Just kidding – right now there are few colors other than the Christmas decorations remaining on the houses and streetlights. Enough snow has melted to drop the landscape from monochrome to at least light and dark tones. Weather is three cloudy days for every sunny one as some storm near Alaska keeps churning fronts across the Great Lakes. I take whatever lighting I can get to practice exposure and composition.
A local park was created from an old limestone quarry and crushing site. A few walls remain to outline the work structures that once stood on the side of the giant hole in the ground. The easiest building material was the slabs of limestone being brought out so there are lots of lines and shapes to see, set against the organic background of trees. A good place to play with shadows, shapes, tones and focus.
The following is a mix of digital and film – can you tell the difference?

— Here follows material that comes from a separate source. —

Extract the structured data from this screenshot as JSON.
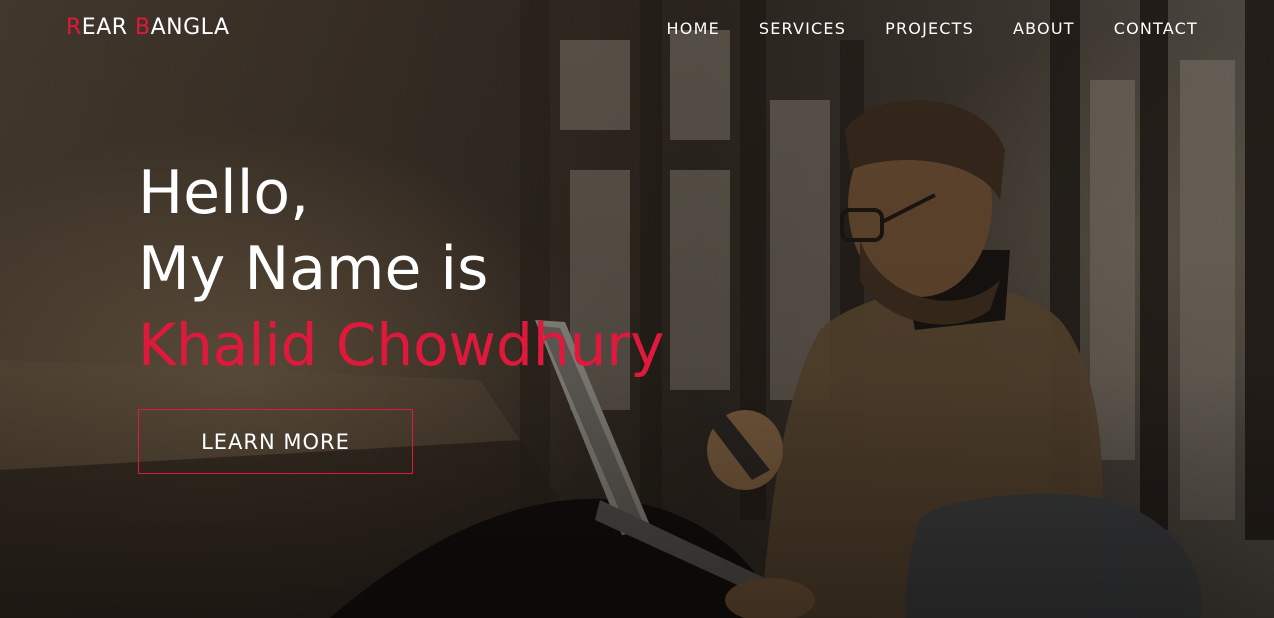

The first image is 4×5 sheet film, Kodak TMax 100, exposed and developed for neutral results. The other two are digital infrared images, long exposures through a R72 filter and then processed through NIK Silver Efex Pro software. Each has a unique look to it that appears independent of the source. If I stare at them long enough I think I see a better gradation across the tones in the film image than the digital but that’s probably artificial due to the differences in processing methods. The film scan contains much more information than the digital, though, so it will produce a much larger print at the same resolution as the digital. But who prints anymore?